I've been following Emma Beddington's blog for a number of years so it was wonderful to read this book at the weekend and understand in a deeper way the journey she has travelled in her 'pursuit' of happiness.
The book takes the reader from the beginning of Emma's fascination with all things French in the library of the Quaker school she attended in York. The librarian, strangely for a Quaker school, had organized a subscription to the French edition of Elle magazine.
From school to France, a French boyfriend, university in England, back to France, back to England and on and on, she explores themes of displacement, not only by the environment she lives in, whether that be England or France, but also the displacement brought by living and working with a language that is not your first.
And underscroring all of this is the grief following the death of her mother in a dreadful accident.
I can see a movie. Perhaps Keira Knightley to play Emma? And her boyfriend? I'm not really up on my French actors, but perhaps Olivier Martinez?
Began this quilt last week by sewing lots of five inch squares together alternating each square with a white square. Once that was done, I put a white border all around. Then...took the scissors to the lot and with the help of a four inch template, cut them all up to form these squares which, when put together form lots of windmills. Pretty tricky n'est pas?
...When people enter a witness protection program, they are given a new identity. Their old name, accounts, places, daily routines, and even relationships have to be put in the past. They become someone new.
When we are born in Christ, we become someone new too. We may look the same as we did before, but a fundamental change has occurred. The Christian life is an exchanged life. Jesus took our identity to the cross and then filled us with His identity. Instead of living our own self-oriented lives, He lives His life through us. He took all that we have upon Himself and gave us in exchange all that He has - His name, His authority, His inheritance, and more. As Paul said, we no longer live; He lives in us.
That means we don't have to depend on our own wisdom, love, faith, or any other quality. We don't even pray in our own name anymore. We use His. His presence within us provides all we need. We can claim His faith, His ideas, and His solutions for everything we need. We can have His humility, patience, boldness, compassion, and any other of His attributes we need. Instead of focusing on the how, we focus on the who and let Him be Himself within us. Over time, we begin to love or forgive or have bold faith not because we should but because that's who we are. The life of God within us will be expressed if we will let Him express Himself...
Excerpt from Experiencing God's Presence Devotional (Chris Tiegreen) and here in South East Queensland the Jacarandas are all in flower.
Reading this at the moment and becoming an expert on the French Revolution! The book has so many characters from clubs, politics, the court, journalists etc I have had to download Wikipedia's thirty odd pages on the subject to get a bit of an idea where everyone fits in.
Gerda, the book focuses on three main characters; Georges-Jacques Danton, Camille Desmoulins and dear Maximilien de Robespierre.
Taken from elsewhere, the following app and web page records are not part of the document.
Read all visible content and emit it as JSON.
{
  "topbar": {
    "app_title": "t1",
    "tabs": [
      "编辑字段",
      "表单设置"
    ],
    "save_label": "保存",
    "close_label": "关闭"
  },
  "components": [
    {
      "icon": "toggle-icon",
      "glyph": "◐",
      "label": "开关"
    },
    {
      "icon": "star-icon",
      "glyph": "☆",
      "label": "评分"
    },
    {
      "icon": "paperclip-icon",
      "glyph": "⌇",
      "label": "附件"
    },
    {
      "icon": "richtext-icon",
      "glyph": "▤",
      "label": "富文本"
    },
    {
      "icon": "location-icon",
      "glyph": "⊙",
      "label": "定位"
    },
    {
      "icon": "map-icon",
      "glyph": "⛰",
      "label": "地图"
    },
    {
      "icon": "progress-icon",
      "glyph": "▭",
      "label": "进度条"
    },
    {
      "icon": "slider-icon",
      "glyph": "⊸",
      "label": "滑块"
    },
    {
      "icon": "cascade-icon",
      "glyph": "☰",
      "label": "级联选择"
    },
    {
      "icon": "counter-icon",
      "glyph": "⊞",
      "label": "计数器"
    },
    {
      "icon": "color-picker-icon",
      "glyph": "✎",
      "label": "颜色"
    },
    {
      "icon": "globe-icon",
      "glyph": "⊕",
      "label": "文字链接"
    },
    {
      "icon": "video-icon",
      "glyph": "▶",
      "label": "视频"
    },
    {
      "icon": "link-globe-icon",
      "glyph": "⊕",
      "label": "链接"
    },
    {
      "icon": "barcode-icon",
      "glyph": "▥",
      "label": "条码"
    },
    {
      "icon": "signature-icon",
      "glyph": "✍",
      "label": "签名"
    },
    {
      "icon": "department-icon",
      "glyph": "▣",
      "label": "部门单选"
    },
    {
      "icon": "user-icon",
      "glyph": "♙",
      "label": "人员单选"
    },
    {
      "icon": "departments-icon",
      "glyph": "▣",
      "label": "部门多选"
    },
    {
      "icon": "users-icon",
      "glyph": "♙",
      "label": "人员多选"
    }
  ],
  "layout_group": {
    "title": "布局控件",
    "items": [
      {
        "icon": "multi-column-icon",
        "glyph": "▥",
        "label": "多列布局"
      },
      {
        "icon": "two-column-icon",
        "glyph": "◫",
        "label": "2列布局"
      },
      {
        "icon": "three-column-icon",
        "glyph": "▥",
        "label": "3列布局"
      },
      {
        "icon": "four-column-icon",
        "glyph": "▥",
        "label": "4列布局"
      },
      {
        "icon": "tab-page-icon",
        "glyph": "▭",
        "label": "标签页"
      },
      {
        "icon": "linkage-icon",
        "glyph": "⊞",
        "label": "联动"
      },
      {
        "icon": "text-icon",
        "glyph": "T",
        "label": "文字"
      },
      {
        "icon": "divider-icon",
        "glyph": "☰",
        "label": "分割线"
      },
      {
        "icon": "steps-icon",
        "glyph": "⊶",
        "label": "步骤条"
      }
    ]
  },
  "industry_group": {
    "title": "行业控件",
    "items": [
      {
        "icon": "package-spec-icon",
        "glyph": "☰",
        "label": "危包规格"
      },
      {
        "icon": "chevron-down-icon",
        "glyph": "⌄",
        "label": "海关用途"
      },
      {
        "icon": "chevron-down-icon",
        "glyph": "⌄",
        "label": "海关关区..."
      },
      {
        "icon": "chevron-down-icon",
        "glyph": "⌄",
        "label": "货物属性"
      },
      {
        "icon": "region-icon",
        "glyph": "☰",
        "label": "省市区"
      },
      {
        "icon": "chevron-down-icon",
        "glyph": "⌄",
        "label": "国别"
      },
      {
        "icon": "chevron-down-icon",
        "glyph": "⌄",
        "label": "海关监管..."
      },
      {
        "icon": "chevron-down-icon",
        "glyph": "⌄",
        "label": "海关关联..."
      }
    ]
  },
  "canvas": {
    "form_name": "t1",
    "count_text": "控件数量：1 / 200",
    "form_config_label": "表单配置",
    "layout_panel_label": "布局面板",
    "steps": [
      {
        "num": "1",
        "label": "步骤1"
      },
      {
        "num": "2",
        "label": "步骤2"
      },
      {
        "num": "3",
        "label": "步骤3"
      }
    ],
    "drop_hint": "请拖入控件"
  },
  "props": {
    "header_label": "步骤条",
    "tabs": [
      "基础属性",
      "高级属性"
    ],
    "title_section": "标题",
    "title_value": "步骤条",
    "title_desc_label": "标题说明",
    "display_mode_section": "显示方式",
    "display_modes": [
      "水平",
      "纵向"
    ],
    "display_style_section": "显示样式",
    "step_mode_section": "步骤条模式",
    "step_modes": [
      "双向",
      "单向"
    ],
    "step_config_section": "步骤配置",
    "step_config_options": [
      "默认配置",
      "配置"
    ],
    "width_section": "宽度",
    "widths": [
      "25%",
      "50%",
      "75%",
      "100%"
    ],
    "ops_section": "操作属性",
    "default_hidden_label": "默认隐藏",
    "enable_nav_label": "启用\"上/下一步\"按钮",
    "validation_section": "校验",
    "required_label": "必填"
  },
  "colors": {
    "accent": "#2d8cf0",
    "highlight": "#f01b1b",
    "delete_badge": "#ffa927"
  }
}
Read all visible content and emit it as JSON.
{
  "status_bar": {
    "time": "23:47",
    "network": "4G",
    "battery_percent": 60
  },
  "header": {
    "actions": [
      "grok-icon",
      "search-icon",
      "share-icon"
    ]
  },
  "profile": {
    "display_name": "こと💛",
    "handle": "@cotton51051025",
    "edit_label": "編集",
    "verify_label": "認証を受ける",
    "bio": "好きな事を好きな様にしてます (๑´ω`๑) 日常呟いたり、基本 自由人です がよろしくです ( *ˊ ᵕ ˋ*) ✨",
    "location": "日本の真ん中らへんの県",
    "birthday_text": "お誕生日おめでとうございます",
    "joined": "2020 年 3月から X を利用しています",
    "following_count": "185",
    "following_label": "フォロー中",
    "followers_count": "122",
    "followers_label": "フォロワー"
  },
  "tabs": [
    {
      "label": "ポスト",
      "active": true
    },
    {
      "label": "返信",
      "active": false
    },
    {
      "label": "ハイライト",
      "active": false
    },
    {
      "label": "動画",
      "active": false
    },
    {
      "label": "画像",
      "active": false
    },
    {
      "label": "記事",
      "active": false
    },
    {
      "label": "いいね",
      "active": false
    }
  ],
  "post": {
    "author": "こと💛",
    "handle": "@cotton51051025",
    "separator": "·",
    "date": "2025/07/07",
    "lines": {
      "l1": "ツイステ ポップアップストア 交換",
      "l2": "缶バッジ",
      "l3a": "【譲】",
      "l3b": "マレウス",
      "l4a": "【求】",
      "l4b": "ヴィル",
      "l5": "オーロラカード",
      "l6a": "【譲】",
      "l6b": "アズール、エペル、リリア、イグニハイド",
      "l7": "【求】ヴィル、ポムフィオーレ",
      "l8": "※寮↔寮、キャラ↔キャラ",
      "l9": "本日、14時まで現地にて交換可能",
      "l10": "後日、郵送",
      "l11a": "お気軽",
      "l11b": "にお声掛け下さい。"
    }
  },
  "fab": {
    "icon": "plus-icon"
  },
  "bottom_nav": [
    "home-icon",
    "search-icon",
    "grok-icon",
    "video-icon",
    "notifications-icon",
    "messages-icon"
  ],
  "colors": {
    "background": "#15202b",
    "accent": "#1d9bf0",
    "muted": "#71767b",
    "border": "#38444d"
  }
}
If you Wiki them you will find out where they fit into the story.
Hilary Mantel in her introduction..."My main characters were not famous until the Revolution made them so, and not much is known about their early lives. I have used what there is, and made educated guesses about the rest...a rough guide: anything that seems particularly unlikely is probably true..."
Things I didn't know, from Wikipedia:
...Freemasonry played an important role...originally largely apolitical, Freemasonry was radicalised in the late 18th century through the introduction of higher grades which emphasised themes of liberty, equality and fraternity. Virtually every major player in the Revolution was a Freemason and these themes became the widely recognized slogan of the revolution... ...During the Reign of Terror, extreme efforts of de-Christianisation ensued...the establishment of the Cult of Reason was the final step of radical de-Christianisation...Eventually, Robespierre and the Committee of Public Safety were forced to denounce the campaign, replacing the Cult of Reason with the deist but still non-Christian Cult of Supreme Being... ...A new Republican Calendar was established in 1793, with 10-day weeks that made it very difficult for Catholics to remember Sundays and saints' days. Workers complained it reduced the number of first-day-of-the-week holidays from 52 to 37...